Iowa State lined up on the first offensive play of the game and handed the ball to star running back Breece Hall. The junior took one cut and was off to the races, and no K-State defender could keep up. He went 75 yards in 12 seconds to put the Cyclones up 7-0 early.
After a pair of three-and-outs, K-State had good field position and a chance to get back into the game when a pass from quarterback Skylar Thompson passed right through the hands of Malik Knowles and into the waiting arms of Iowa State’s Greg Eisworth II.
Iowa State went on to kick a long field goal to go up two scores halfway through the opening quarter.
To that point, the K-State defense had been solid. Iowa State was 0-2 on third downs and hadn’t had much offensive success outside of the busted play run by Hall.

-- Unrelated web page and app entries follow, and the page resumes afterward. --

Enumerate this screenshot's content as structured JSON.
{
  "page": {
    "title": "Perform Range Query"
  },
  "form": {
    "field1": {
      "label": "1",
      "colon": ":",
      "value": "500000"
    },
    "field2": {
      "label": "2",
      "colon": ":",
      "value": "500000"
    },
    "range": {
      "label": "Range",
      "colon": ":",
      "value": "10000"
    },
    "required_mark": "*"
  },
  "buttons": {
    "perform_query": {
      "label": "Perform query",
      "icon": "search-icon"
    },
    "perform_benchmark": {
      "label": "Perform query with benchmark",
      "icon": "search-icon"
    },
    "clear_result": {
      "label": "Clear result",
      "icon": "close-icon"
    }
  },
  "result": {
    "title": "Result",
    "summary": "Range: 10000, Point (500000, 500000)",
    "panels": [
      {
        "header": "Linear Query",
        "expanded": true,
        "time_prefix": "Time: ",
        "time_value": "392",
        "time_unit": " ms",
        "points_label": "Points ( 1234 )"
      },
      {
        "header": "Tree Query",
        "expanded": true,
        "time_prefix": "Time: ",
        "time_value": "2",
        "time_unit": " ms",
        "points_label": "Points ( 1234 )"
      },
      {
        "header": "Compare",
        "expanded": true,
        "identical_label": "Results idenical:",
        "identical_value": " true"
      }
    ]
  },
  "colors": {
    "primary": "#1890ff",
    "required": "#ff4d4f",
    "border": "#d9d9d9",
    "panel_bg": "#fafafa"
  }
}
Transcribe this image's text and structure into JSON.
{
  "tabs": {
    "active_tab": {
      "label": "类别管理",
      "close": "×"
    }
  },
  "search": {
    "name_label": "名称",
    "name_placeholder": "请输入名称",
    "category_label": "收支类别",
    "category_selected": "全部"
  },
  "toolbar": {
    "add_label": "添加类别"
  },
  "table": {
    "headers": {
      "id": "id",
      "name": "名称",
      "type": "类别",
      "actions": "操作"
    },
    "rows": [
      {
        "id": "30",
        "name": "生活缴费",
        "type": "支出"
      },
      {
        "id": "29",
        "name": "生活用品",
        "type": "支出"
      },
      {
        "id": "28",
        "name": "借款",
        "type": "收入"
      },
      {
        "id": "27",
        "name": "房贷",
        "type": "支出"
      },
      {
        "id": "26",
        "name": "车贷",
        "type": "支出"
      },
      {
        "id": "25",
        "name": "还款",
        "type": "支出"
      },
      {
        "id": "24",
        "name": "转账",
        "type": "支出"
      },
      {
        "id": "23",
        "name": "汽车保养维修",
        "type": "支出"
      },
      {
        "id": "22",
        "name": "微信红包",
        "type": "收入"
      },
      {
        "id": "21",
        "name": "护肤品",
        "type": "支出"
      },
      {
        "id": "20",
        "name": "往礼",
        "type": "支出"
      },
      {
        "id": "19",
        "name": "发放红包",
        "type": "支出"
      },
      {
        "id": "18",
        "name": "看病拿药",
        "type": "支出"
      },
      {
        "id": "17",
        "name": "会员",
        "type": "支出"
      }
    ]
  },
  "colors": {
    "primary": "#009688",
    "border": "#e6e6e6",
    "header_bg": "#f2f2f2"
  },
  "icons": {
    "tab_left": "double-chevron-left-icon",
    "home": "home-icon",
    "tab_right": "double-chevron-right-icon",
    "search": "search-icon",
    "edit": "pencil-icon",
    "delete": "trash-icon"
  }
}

A K-State missed FG to tie the game swung momentum back the way of Iowa State, who went 80 yards for a TD to erase the progress K-State had made just before halftime.
The final nail in K-State’s coffin was a 93-yard touchdown drive in which Iowa State faced third downs of 11, four, one, five and eight yards — converting on all of them to break the back of the K-State defense.
Iowa State wound up 9-15 on third down, a nauseating number for any defensive coordinator.
Meanwhile, in the second half, the K-State offense was moving the ball but showed once again an unwillingness to deviate from using the entire play clock. The Wildcats waited until they were down 17 with under seven minutes to play before the offense showed any urgency.
In the weekly Know Your Opponent preview, I make some predictions about what would swing the game. Let’s see how it went for K-State.
The Cyclone running back got loose for a touchdown on the very first offensive snap of the game, then went for 197 yards and two touchdowns. If I were giving a letter grade for the Wildcats’ ability to slow down Hall, it would be an F minus, minus.
The Wildcat quarterback was okay, but K-State needed him to be great. He was only 15/23, but eclipsed 200 yards and threw two touchdowns. His lone interception was mostly not his fault, though he could have brought the ball down a tad.
Get off the field:
This is the one that really killed K-State. Sure, the defense actually forced several punts, unlike against Oklahoma. They were also a wet paper sack on third down throughout the game.
It was too easy for Iowa State to get just enough on third down to keep their offense on the field. When that happens, offenses go on long scoring drives that suck the life out of a defense. The second half was full of that.
I said K-State would win a close shootout 35-31, so my prediction was not particularly close. Specifically, Thompson and K-State’s offense were less productive than anticipated.
K-State will have a chance to get back in the win column against Texas Tech next week in Lubbock, Texas.